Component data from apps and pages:
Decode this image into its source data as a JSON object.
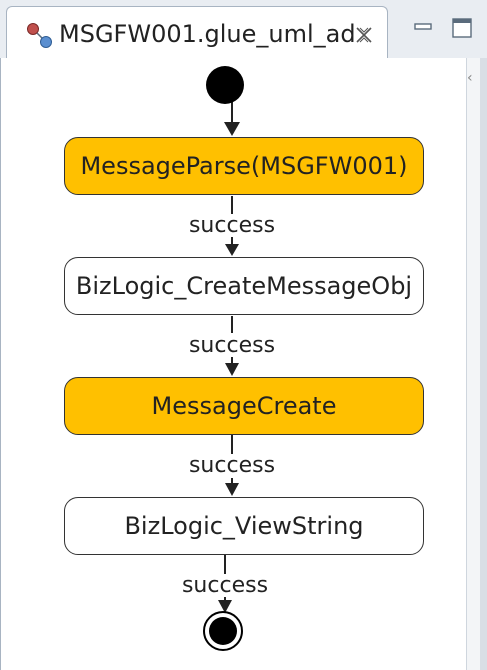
{
  "editor": {
    "tab_title": "MSGFW001.glue_uml_ad",
    "tab_icon": "activity-diagram-icon",
    "close_icon": "close-icon",
    "minimize_icon": "minimize-icon",
    "maximize_icon": "maximize-icon"
  },
  "diagram": {
    "nodes": [
      {
        "label": "MessageParse(MSGFW001)",
        "style": "highlight"
      },
      {
        "label": "BizLogic_CreateMessageObj",
        "style": "plain"
      },
      {
        "label": "MessageCreate",
        "style": "highlight"
      },
      {
        "label": "BizLogic_ViewString",
        "style": "plain"
      }
    ],
    "edges": [
      {
        "label": "success"
      },
      {
        "label": "success"
      },
      {
        "label": "success"
      },
      {
        "label": "success"
      }
    ]
  },
  "colors": {
    "highlight": "#ffc000",
    "plain": "#ffffff",
    "border": "#333333"
  }
}
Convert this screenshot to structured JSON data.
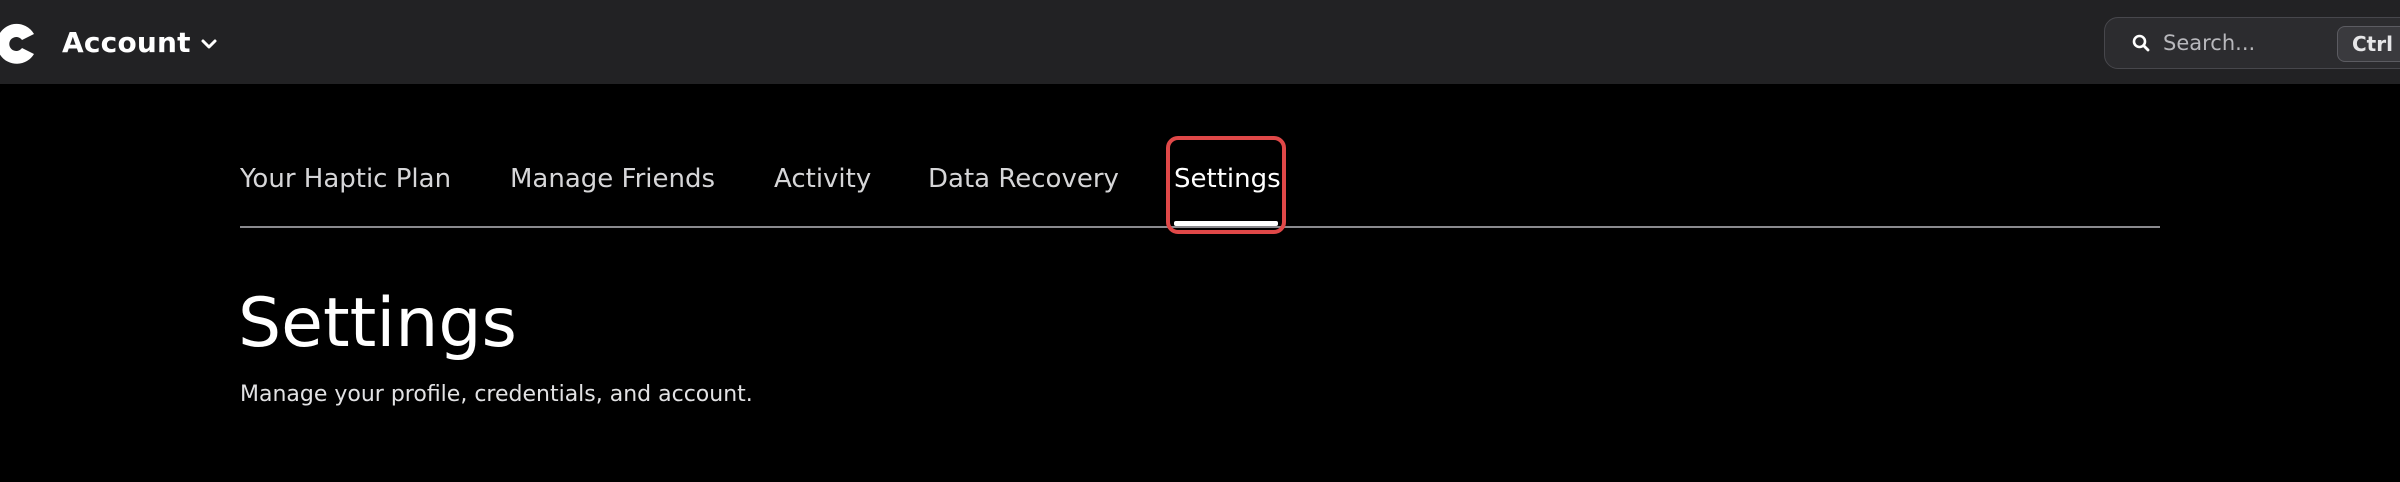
{
  "header": {
    "logo_icon": "brand-c-logo-icon",
    "account_label": "Account",
    "account_chevron_icon": "chevron-down-icon",
    "search": {
      "icon": "search-icon",
      "placeholder": "Search...",
      "shortcut": "Ctrl K"
    }
  },
  "tabs": [
    {
      "label": "Your Haptic Plan",
      "active": false
    },
    {
      "label": "Manage Friends",
      "active": false
    },
    {
      "label": "Activity",
      "active": false
    },
    {
      "label": "Data Recovery",
      "active": false
    },
    {
      "label": "Settings",
      "active": true
    }
  ],
  "main": {
    "title": "Settings",
    "subtitle": "Manage your profile, credentials, and account."
  },
  "colors": {
    "topbar_bg": "#222224",
    "page_bg": "#000000",
    "highlight": "#e04848"
  }
}
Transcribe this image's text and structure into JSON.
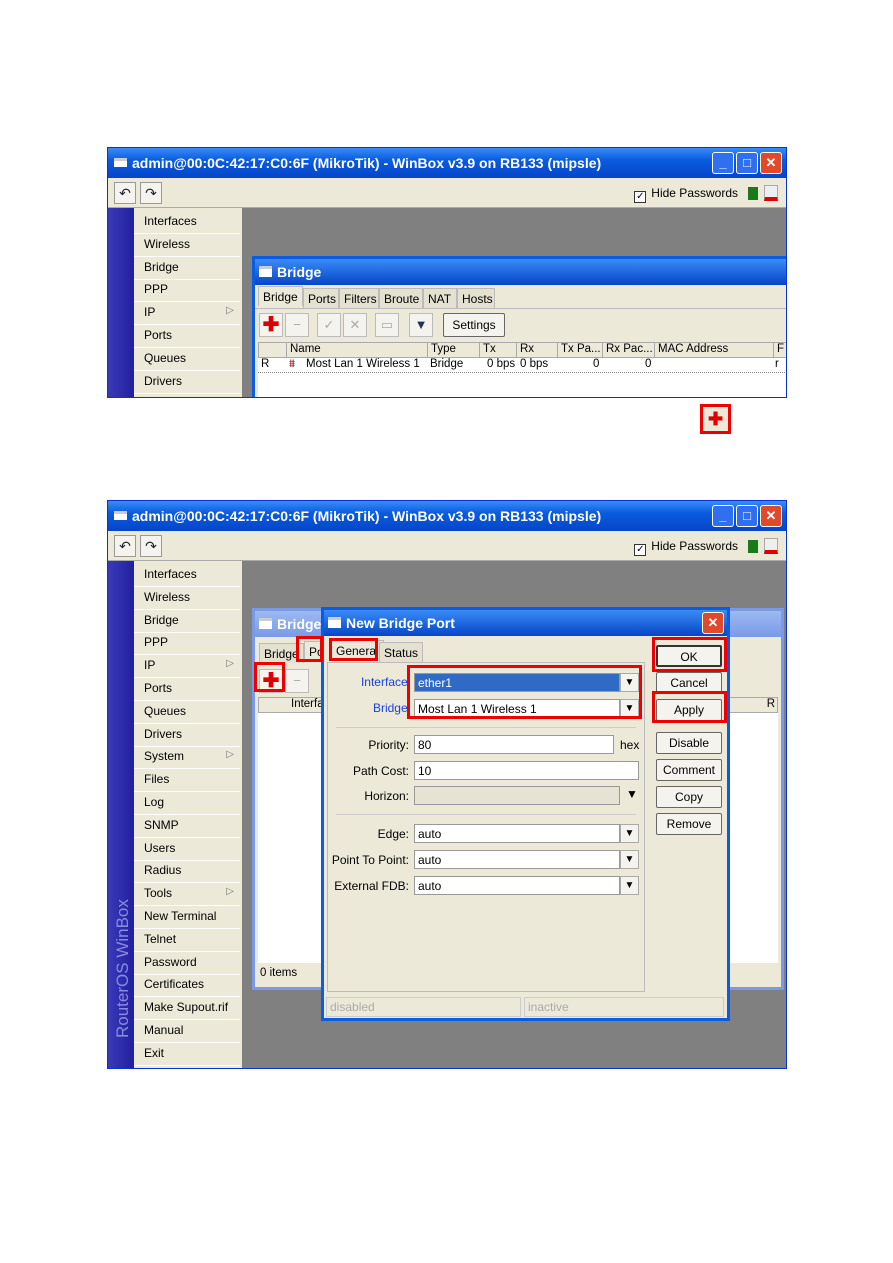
{
  "window": {
    "title": "admin@00:0C:42:17:C0:6F (MikroTik) - WinBox v3.9 on RB133 (mipsle)",
    "hide_passwords": "Hide Passwords",
    "hide_passwords_checked": true,
    "sidebar_brand": "RouterOS WinBox"
  },
  "menu1": [
    "Interfaces",
    "Wireless",
    "Bridge",
    "PPP",
    "IP",
    "Ports",
    "Queues",
    "Drivers"
  ],
  "menu2": [
    "Interfaces",
    "Wireless",
    "Bridge",
    "PPP",
    "IP",
    "Ports",
    "Queues",
    "Drivers",
    "System",
    "Files",
    "Log",
    "SNMP",
    "Users",
    "Radius",
    "Tools",
    "New Terminal",
    "Telnet",
    "Password",
    "Certificates",
    "Make Supout.rif",
    "Manual",
    "Exit"
  ],
  "bridge": {
    "title": "Bridge",
    "tabs": [
      "Bridge",
      "Ports",
      "Filters",
      "Broute",
      "NAT",
      "Hosts"
    ],
    "settings": "Settings",
    "columns": [
      "Name",
      "Type",
      "Tx",
      "Rx",
      "Tx Pa...",
      "Rx Pac...",
      "MAC Address",
      "F"
    ],
    "row": {
      "flag": "R",
      "name": "Most Lan 1 Wireless 1",
      "type": "Bridge",
      "tx": "0 bps",
      "rx": "0 bps",
      "txp": "0",
      "rxp": "0",
      "mac": "",
      "f": "r"
    }
  },
  "bridge2": {
    "title": "Bridge",
    "tab1": "Bridge",
    "tab2": "Po",
    "col": "Interfa",
    "col_r": "R",
    "items": "0 items"
  },
  "dialog": {
    "title": "New Bridge Port",
    "tabs": [
      "General",
      "Status"
    ],
    "fields": {
      "interface_label": "Interface:",
      "interface": "ether1",
      "bridge_label": "Bridge:",
      "bridge": "Most Lan 1 Wireless 1",
      "priority_label": "Priority:",
      "priority": "80",
      "priority_unit": "hex",
      "path_cost_label": "Path Cost:",
      "path_cost": "10",
      "horizon_label": "Horizon:",
      "horizon": "",
      "edge_label": "Edge:",
      "edge": "auto",
      "ptp_label": "Point To Point:",
      "ptp": "auto",
      "fdb_label": "External FDB:",
      "fdb": "auto"
    },
    "buttons": [
      "OK",
      "Cancel",
      "Apply",
      "Disable",
      "Comment",
      "Copy",
      "Remove"
    ],
    "status": [
      "disabled",
      "inactive"
    ]
  },
  "colors": {
    "highlight": "#e00000",
    "title_blue": "#0a5ce0",
    "label_blue": "#1b3fe0"
  }
}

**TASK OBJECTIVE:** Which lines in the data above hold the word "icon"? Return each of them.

**EXERCISE RESULT:**
    "tab_icon": "activity-diagram-icon",
    "close_icon": "close-icon",
    "minimize_icon": "minimize-icon",
    "maximize_icon": "maximize-icon"
    "logo_icon": "brand-c-logo-icon",
    "account_chevron_icon": "chevron-down-icon",
      "icon": "search-icon",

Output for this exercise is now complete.